Author: Tom Jones
Release Date: January 30, 2007
Publisher: Harper Paperbacks
Genre: Non-Fiction, Memoir, Space
Source: Personal Copy
Rating: 4 out of 5
Tom Jones, a space shuttle astronaut, recounts his career in the US space program. He joined the astronaut program in 1990, after the Challenger disaster, flying four missions and working on the International Space Station.
There aren’t many memoirs of shuttle-era astronauts out yet, though there will likely be a plethora of them released over the next few years after the shuttle is retired. Sky Walking by Tom Jones is a unique look at an impressive career in spaceflight.
Jones’ memoir isn’t the most personal; while he is frank with the reader about shortcomings at NASA and flaws in its culture, he holds the reader at arm’s length. He is honest about his concerns about making a mistake on spacewalks and embarrassing himself in front of his colleagues, yet the reader doesn’t really ever get into his life. The reason makes sense – the book is a professional memoir about Jones’ career, and doesn’t really cross into that personal territory. Instead, the book has other focuses, though the reader does feel the absence of that personal touch.

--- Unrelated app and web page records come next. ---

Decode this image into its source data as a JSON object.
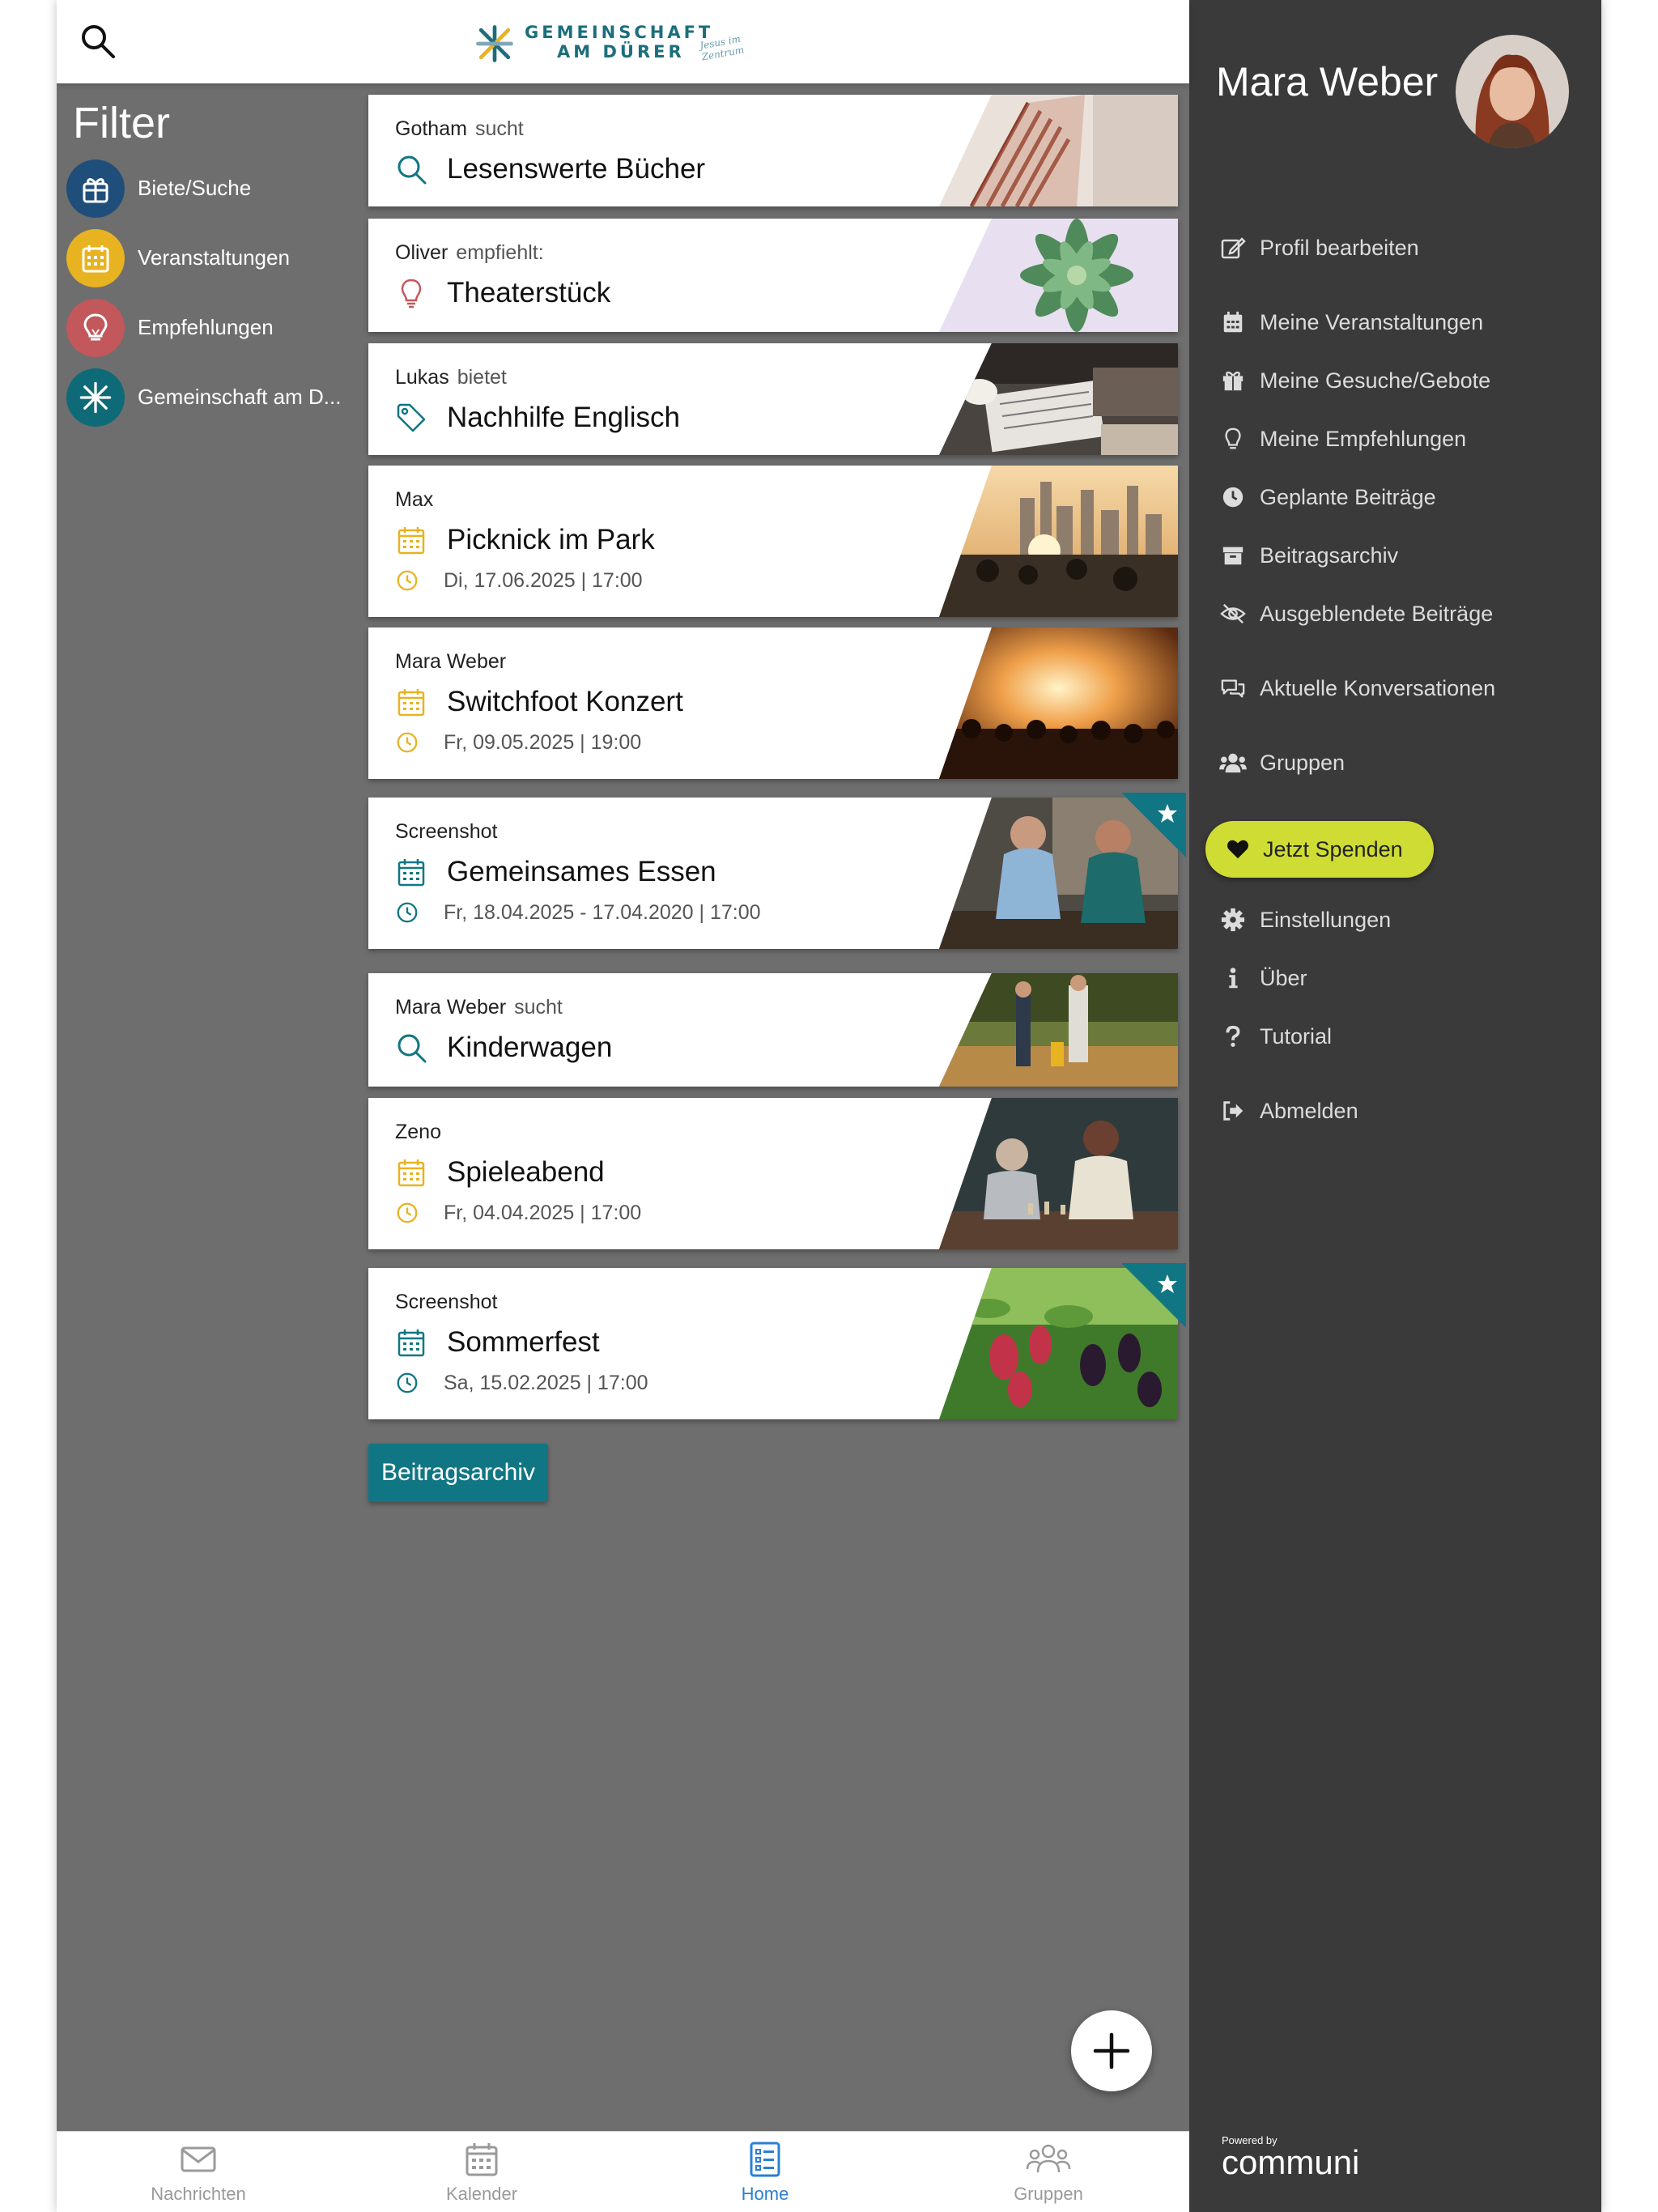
{
  "header": {
    "logo_line1": "GEMEINSCHAFT",
    "logo_line2": "AM DÜRER",
    "logo_script": "Jesus im Zentrum"
  },
  "filter": {
    "title": "Filter",
    "items": [
      {
        "label": "Biete/Suche",
        "color": "#1f4e7a",
        "icon": "gift-icon"
      },
      {
        "label": "Veranstaltungen",
        "color": "#e8b321",
        "icon": "calendar-icon"
      },
      {
        "label": "Empfehlungen",
        "color": "#c2575c",
        "icon": "lightbulb-icon"
      },
      {
        "label": "Gemeinschaft am D...",
        "color": "#0f6a77",
        "icon": "community-logo-icon"
      }
    ]
  },
  "posts": [
    {
      "author": "Gotham",
      "verb": "sucht",
      "title": "Lesenswerte Bücher",
      "type": "search",
      "date": "",
      "image": "books"
    },
    {
      "author": "Oliver",
      "verb": "empfiehlt:",
      "title": "Theaterstück",
      "type": "recommendation",
      "date": "",
      "image": "succulent"
    },
    {
      "author": "Lukas",
      "verb": "bietet",
      "title": "Nachhilfe Englisch",
      "type": "offer",
      "date": "",
      "image": "desk"
    },
    {
      "author": "Max",
      "verb": "",
      "title": "Picknick im Park",
      "type": "event",
      "date": "Di, 17.06.2025 | 17:00",
      "image": "city"
    },
    {
      "author": "Mara Weber",
      "verb": "",
      "title": "Switchfoot Konzert",
      "type": "event",
      "date": "Fr, 09.05.2025 | 19:00",
      "image": "concert"
    },
    {
      "author": "Screenshot",
      "verb": "",
      "title": "Gemeinsames Essen",
      "type": "event-community",
      "date": "Fr, 18.04.2025 - 17.04.2020 | 17:00",
      "image": "friends",
      "starred": true
    },
    {
      "author": "Mara Weber",
      "verb": "sucht",
      "title": "Kinderwagen",
      "type": "search",
      "date": "",
      "image": "park"
    },
    {
      "author": "Zeno",
      "verb": "",
      "title": "Spieleabend",
      "type": "event",
      "date": "Fr, 04.04.2025 | 17:00",
      "image": "chess"
    },
    {
      "author": "Screenshot",
      "verb": "",
      "title": "Sommerfest",
      "type": "event-community",
      "date": "Sa, 15.02.2025 | 17:00",
      "image": "berries",
      "starred": true
    }
  ],
  "archive_button": "Beitragsarchiv",
  "bottom_nav": [
    {
      "label": "Nachrichten",
      "icon": "envelope-icon"
    },
    {
      "label": "Kalender",
      "icon": "calendar-icon"
    },
    {
      "label": "Home",
      "icon": "list-icon",
      "active": true
    },
    {
      "label": "Gruppen",
      "icon": "group-icon"
    }
  ],
  "side_menu": {
    "user_name": "Mara Weber",
    "items": [
      {
        "label": "Profil bearbeiten",
        "icon": "edit-icon"
      },
      {
        "label": "Meine Veranstaltungen",
        "icon": "calendar-icon"
      },
      {
        "label": "Meine Gesuche/Gebote",
        "icon": "gift-icon"
      },
      {
        "label": "Meine Empfehlungen",
        "icon": "lightbulb-icon"
      },
      {
        "label": "Geplante Beiträge",
        "icon": "clock-icon"
      },
      {
        "label": "Beitragsarchiv",
        "icon": "archive-icon"
      },
      {
        "label": "Ausgeblendete Beiträge",
        "icon": "eye-slash-icon"
      },
      {
        "label": "Aktuelle Konversationen",
        "icon": "chat-icon"
      },
      {
        "label": "Gruppen",
        "icon": "users-icon"
      }
    ],
    "donate_label": "Jetzt Spenden",
    "items_bottom": [
      {
        "label": "Einstellungen",
        "icon": "gear-icon"
      },
      {
        "label": "Über",
        "icon": "info-icon"
      },
      {
        "label": "Tutorial",
        "icon": "question-icon"
      },
      {
        "label": "Abmelden",
        "icon": "logout-icon"
      }
    ],
    "powered_by": "Powered by",
    "powered_logo": "communi"
  },
  "colors": {
    "teal": "#107684",
    "yellow": "#e8b321",
    "red": "#c2575c",
    "navy": "#1f4e7a",
    "donate": "#cfdc34",
    "side_bg": "#3a3a3a",
    "overlay": "#6e6e6e"
  }
}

What Sky Walking excels at is putting the reader in the middle of the action. Jones provides the most riveting description of landing a space shuttle (or rather, watching a fellow astronaut land the shuttle) I’ve ever seen. His descriptions and details are simply amazing. They really make the reader feel like they are in the seat next to him, experiencing exactly what he is. This vividness is incredibly impressive.

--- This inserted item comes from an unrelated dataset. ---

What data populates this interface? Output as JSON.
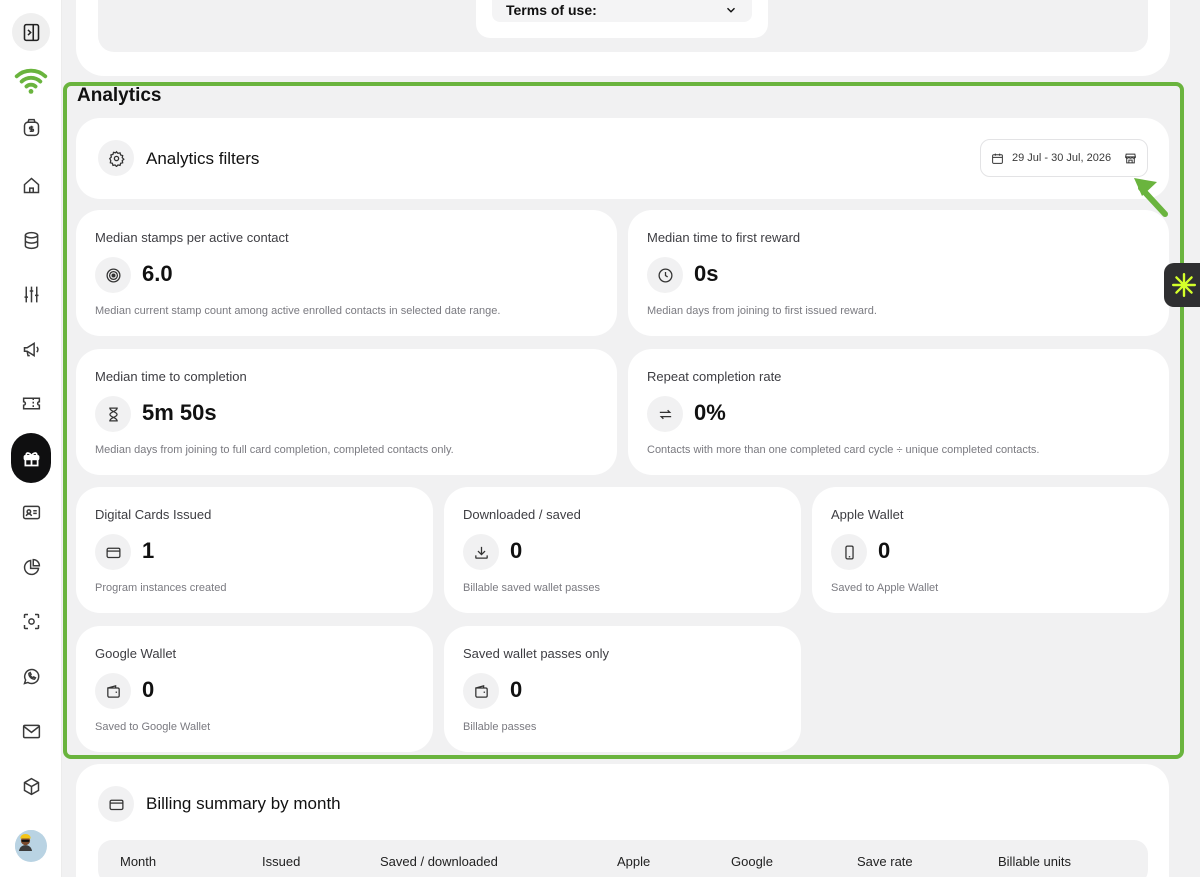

However, these wonderful descriptions aren’t limited to the incredible experiences. Jones makes clear that being an astronaut isn’t just about flying in space. It’s about getting the space suit on – and he lets the reader know exactly what a burden that is. It’s about practicing in the Neutral Buoyancy Lab, the huge pool where astronauts train for their spacewalks – and Jones makes clear that tools aren’t weightless in water like they are in space. I was really impressed with the quality of information contained in this memoir, as Jones spares no opportunity to immerse the reader in his world.

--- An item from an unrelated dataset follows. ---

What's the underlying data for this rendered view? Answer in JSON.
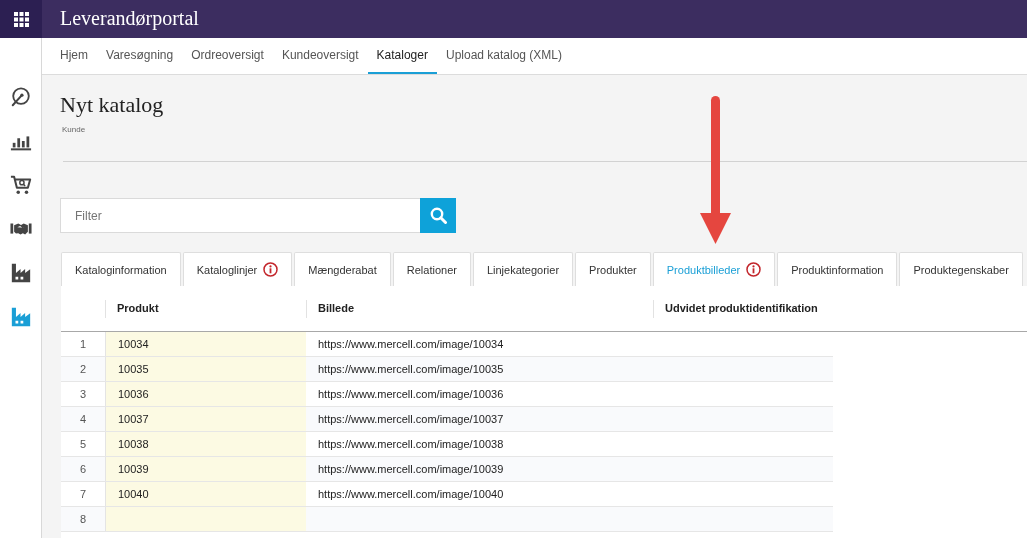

Sky Walking is a must read for anyone who’s dreamed about being an astronaut. While readers don’t get to know Jones well, they will take pure delight from the vividness with which the author portrays his experiences. I thoroughly enjoyed this memoir, and can only hope that future books from the shuttle era contain this level of detail.